As an Asian American, it is interesting reading these comments. My father always taught us(I’m one of 3 children who grew up in a middle class neighborhood), that what is good for the group is more important than individual accomplishments. Yet growing up as an American individual freedom is so much emphasized. I grew up in a mixed culture of white, hispanic and Asian backgrounds (not a lot of African-Americans).
It is interesting that I only really understood the reality of underprivileged black people after I had a small business in Oakland, California. There after mingling with a number of black people (some pretty angry at life) did I understand their plight.
While I believe in my father’s lessons, I also understand the “American” way of individualism. Unfortunately, when there is a major crisis such as Covid, the “group” may need to take precedence. In Asian countries, people wear masks to protect against even the flu, while here some look at mask wearing as crazy.
On this one issue I believe Asian countries have a great advantage.
It reminds one of Churchill’s comment (I paraphrase): ‘America will always do the right thing…after it has tried all the wrong things!’
This article focuses on collectivism versus individualism as the main difference in COVID susceptibility. The numbers are so lopsided that I wonder whether there may be other reasons in addition (not instead): Former exposure to another Asian coronavirus giving immunity? A different, less-infectious strain of COVID in Asia? These are controllable variables that could be the subject of future studies.

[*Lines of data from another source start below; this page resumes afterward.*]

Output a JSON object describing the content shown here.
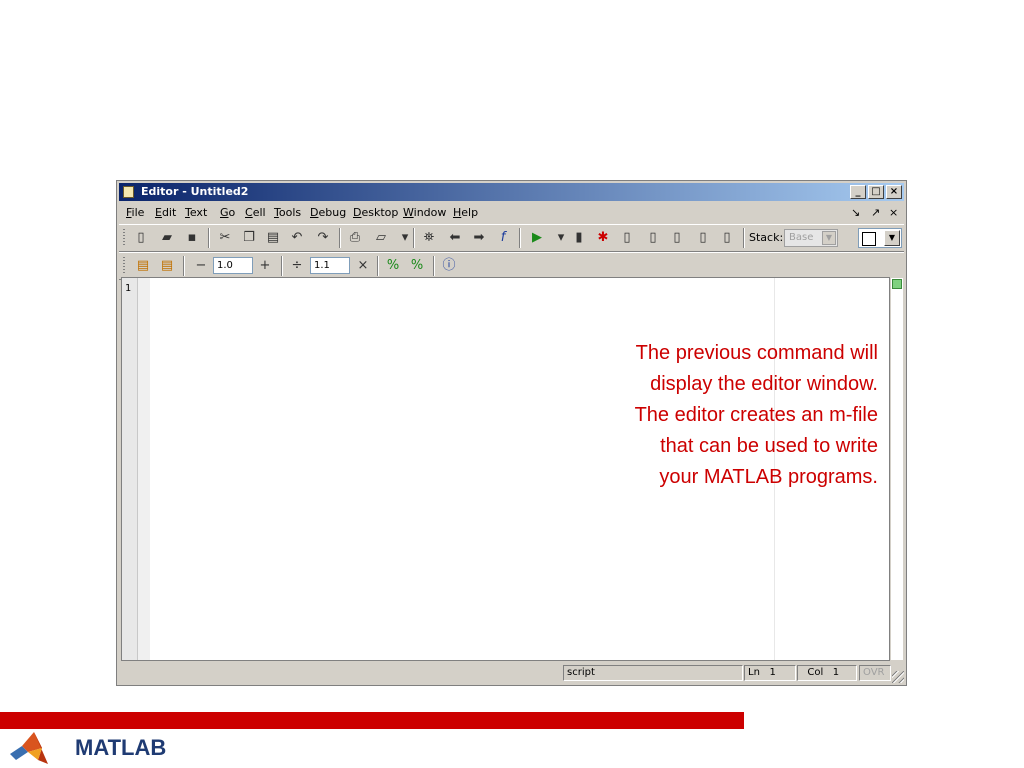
{
  "window": {
    "title": "Editor - Untitled2",
    "minimize": "_",
    "maximize": "□",
    "close": "×"
  },
  "menu": {
    "items": [
      "File",
      "Edit",
      "Text",
      "Go",
      "Cell",
      "Tools",
      "Debug",
      "Desktop",
      "Window",
      "Help"
    ],
    "dock": "↘",
    "undock": "↗",
    "close": "×"
  },
  "toolbar1": {
    "stack_label": "Stack:",
    "stack_value": "Base"
  },
  "toolbar2": {
    "minus": "−",
    "value1": "1.0",
    "plus": "+",
    "divide": "÷",
    "value2": "1.1",
    "times": "×"
  },
  "editor": {
    "line_numbers": [
      "1"
    ]
  },
  "statusbar": {
    "mode": "script",
    "ln_label": "Ln",
    "ln_value": "1",
    "col_label": "Col",
    "col_value": "1",
    "ovr": "OVR"
  },
  "annotation": {
    "lines": [
      "The previous command will",
      "display the editor window.",
      "The editor creates an m-file",
      "that can be used to write",
      "your MATLAB programs."
    ]
  },
  "footer": {
    "brand": "MATLAB"
  },
  "colors": {
    "accent_red": "#cc0000",
    "title_blue": "#0a246a",
    "brand_blue": "#1f3b73"
  }
}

Whenever I hear “greatest county on earth,” I think of this Jeff Daniels speech that he gave in “Newsroom.” https://www.youtube.com/watch?v=4fTkA3dvpPM
If you have not seen it, worth watching.
Thank you . That is spot on .
The USA is not what it used to be.
No, I do not want to live is an authoritarian culture like China , but the Fake News. misinformation, we are not in this together state of the USA is clearly not working for a whole lot of its people on so many basis human levels like health care and education.
The Jeff Daniels monologue in Newsroom nails it.
Very well written and insightful.
Is there a “ middle way” that might help the West to deal with deadly threats to a society?
The US had faced challenges that threatened its well being before with the Depression and World Wars and we faced them when most of us “were all in this together “
Certainly there were individuals in both circumstances that felt that the Depression was an “ individual “ problem as there were American and Western supporters of Germany in WW2.
Sometimes the individual needs to bend for the collective good of society . It’s not black and white.
Insightful and apolitical. Good stuff.
Good read. The Individualism of our Western civilization is fine if cowboys were still taming the frontier, but our country has become connected to the world in the 21 st century. The phrase, “ we are all in this together” is appropriate and even the cowboys should grow up and follow the science for the greater good.
The making of the greatest country on earth, and it’s continued greatness, is not a function of collectivism. Let the culture war grow, else we end up as colorless and unacceptably preyed upon by their governments as Asian cultures. We are not all in this together, until you rewrite the Constitution. Until then, we are a collection of persistently responsible independents.
Thank you for the comment. Just to be clear, I’m not suggesting that the US should become collectivist but rather our individualism makes combatting the pandemic more challenging.